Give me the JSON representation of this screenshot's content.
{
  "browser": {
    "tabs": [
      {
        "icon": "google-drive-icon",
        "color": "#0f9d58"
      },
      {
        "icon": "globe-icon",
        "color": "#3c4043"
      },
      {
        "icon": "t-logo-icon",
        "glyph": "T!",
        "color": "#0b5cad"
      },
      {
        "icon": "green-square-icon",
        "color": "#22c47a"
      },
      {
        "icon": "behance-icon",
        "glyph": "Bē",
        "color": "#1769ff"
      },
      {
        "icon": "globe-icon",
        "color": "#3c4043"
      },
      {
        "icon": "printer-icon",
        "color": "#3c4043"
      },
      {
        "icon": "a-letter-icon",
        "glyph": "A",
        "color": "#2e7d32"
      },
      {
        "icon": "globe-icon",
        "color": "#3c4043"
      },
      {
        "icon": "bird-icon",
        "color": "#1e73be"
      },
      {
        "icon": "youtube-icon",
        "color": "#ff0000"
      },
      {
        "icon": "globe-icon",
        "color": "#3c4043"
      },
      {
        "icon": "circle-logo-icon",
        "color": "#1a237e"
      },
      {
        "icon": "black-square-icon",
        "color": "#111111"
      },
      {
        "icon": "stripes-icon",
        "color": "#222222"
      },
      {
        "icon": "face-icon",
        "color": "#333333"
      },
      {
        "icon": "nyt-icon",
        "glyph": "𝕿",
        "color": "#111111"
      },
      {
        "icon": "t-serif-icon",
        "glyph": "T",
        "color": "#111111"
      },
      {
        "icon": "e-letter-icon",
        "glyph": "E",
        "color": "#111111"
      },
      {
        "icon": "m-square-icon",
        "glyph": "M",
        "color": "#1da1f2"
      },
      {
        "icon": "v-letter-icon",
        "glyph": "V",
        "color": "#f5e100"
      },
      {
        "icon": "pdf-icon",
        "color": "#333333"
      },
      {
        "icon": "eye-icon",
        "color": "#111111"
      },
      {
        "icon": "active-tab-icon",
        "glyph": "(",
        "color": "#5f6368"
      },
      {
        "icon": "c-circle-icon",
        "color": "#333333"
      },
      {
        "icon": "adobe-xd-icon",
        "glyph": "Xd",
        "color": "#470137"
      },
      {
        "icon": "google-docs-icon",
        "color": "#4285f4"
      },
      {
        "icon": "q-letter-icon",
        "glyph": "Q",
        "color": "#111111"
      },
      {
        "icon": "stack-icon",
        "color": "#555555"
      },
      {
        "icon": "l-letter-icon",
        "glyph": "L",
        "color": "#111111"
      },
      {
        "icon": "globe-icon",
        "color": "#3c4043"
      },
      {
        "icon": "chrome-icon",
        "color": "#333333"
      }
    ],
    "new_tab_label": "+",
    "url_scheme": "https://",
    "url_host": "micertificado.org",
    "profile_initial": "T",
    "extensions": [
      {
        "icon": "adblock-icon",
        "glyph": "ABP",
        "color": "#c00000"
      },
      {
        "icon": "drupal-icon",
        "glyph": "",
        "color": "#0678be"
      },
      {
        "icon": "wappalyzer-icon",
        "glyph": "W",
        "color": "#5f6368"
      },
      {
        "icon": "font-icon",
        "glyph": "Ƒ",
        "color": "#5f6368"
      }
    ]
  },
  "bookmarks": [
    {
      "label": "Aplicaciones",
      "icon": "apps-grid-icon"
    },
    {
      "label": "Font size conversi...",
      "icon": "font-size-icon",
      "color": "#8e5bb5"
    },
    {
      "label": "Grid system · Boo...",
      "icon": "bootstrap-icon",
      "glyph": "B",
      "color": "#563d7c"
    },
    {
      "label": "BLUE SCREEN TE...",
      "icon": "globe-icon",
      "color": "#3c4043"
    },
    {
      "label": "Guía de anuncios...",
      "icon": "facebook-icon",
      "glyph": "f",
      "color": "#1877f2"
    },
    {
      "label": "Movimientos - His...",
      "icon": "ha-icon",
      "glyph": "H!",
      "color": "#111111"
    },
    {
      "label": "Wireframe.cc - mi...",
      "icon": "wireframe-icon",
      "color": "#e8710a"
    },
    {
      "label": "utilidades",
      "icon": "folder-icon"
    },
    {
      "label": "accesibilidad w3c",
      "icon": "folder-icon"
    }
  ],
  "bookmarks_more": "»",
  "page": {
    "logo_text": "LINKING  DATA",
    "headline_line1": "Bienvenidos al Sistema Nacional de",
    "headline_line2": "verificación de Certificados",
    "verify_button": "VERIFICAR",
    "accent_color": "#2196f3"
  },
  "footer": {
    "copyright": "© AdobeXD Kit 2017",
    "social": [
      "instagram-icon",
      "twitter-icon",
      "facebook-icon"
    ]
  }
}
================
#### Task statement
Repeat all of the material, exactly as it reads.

#### Response
Give me the JSON representation of this screenshot's content.
{
  "browser": {
    "tabs": [
      {
        "icon": "google-drive-icon",
        "color": "#0f9d58"
      },
      {
        "icon": "globe-icon",
        "color": "#3c4043"
      },
      {
        "icon": "t-logo-icon",
        "glyph": "T!",
        "color": "#0b5cad"
      },
      {
        "icon": "green-square-icon",
        "color": "#22c47a"
      },
      {
        "icon": "behance-icon",
        "glyph": "Bē",
        "color": "#1769ff"
      },
      {
        "icon": "globe-icon",
        "color": "#3c4043"
      },
      {
        "icon": "printer-icon",
        "color": "#3c4043"
      },
      {
        "icon": "a-letter-icon",
        "glyph": "A",
        "color": "#2e7d32"
      },
      {
        "icon": "globe-icon",
        "color": "#3c4043"
      },
      {
        "icon": "bird-icon",
        "color": "#1e73be"
      },
      {
        "icon": "youtube-icon",
        "color": "#ff0000"
      },
      {
        "icon": "globe-icon",
        "color": "#3c4043"
      },
      {
        "icon": "circle-logo-icon",
        "color": "#1a237e"
      },
      {
        "icon": "black-square-icon",
        "color": "#111111"
      },
      {
        "icon": "stripes-icon",
        "color": "#222222"
      },
      {
        "icon": "face-icon",
        "color": "#333333"
      },
      {
        "icon": "nyt-icon",
        "glyph": "𝕿",
        "color": "#111111"
      },
      {
        "icon": "t-serif-icon",
        "glyph": "T",
        "color": "#111111"
      },
      {
        "icon": "e-letter-icon",
        "glyph": "E",
        "color": "#111111"
      },
      {
        "icon": "m-square-icon",
        "glyph": "M",
        "color": "#1da1f2"
      },
      {
        "icon": "v-letter-icon",
        "glyph": "V",
        "color": "#f5e100"
      },
      {
        "icon": "pdf-icon",
        "color": "#333333"
      },
      {
        "icon": "eye-icon",
        "color": "#111111"
      },
      {
        "icon": "active-tab-icon",
        "glyph": "(",
        "color": "#5f6368"
      },
      {
        "icon": "c-circle-icon",
        "color": "#333333"
      },
      {
        "icon": "adobe-xd-icon",
        "glyph": "Xd",
        "color": "#470137"
      },
      {
        "icon": "google-docs-icon",
        "color": "#4285f4"
      },
      {
        "icon": "q-letter-icon",
        "glyph": "Q",
        "color": "#111111"
      },
      {
        "icon": "stack-icon",
        "color": "#555555"
      },
      {
        "icon": "l-letter-icon",
        "glyph": "L",
        "color": "#111111"
      },
      {
        "icon": "globe-icon",
        "color": "#3c4043"
      },
      {
        "icon": "chrome-icon",
        "color": "#333333"
      }
    ],
    "new_tab_label": "+",
    "url_scheme": "https://",
    "url_host": "micertificado.org",
    "profile_initial": "T",
    "extensions": [
      {
        "icon": "adblock-icon",
        "glyph": "ABP",
        "color": "#c00000"
      },
      {
        "icon": "drupal-icon",
        "glyph": "",
        "color": "#0678be"
      },
      {
        "icon": "wappalyzer-icon",
        "glyph": "W",
        "color": "#5f6368"
      },
      {
        "icon": "font-icon",
        "glyph": "Ƒ",
        "color": "#5f6368"
      }
    ]
  },
  "bookmarks": [
    {
      "label": "Aplicaciones",
      "icon": "apps-grid-icon"
    },
    {
      "label": "Font size conversi...",
      "icon": "font-size-icon",
      "color": "#8e5bb5"
    },
    {
      "label": "Grid system · Boo...",
      "icon": "bootstrap-icon",
      "glyph": "B",
      "color": "#563d7c"
    },
    {
      "label": "BLUE SCREEN TE...",
      "icon": "globe-icon",
      "color": "#3c4043"
    },
    {
      "label": "Guía de anuncios...",
      "icon": "facebook-icon",
      "glyph": "f",
      "color": "#1877f2"
    },
    {
      "label": "Movimientos - His...",
      "icon": "ha-icon",
      "glyph": "H!",
      "color": "#111111"
    },
    {
      "label": "Wireframe.cc - mi...",
      "icon": "wireframe-icon",
      "color": "#e8710a"
    },
    {
      "label": "utilidades",
      "icon": "folder-icon"
    },
    {
      "label": "accesibilidad w3c",
      "icon": "folder-icon"
    }
  ],
  "bookmarks_more": "»",
  "page": {
    "logo_text": "LINKING  DATA",
    "headline_line1": "Bienvenidos al Sistema Nacional de",
    "headline_line2": "verificación de Certificados",
    "verify_button": "VERIFICAR",
    "accent_color": "#2196f3"
  },
  "footer": {
    "copyright": "© AdobeXD Kit 2017",
    "social": [
      "instagram-icon",
      "twitter-icon",
      "facebook-icon"
    ]
  }
}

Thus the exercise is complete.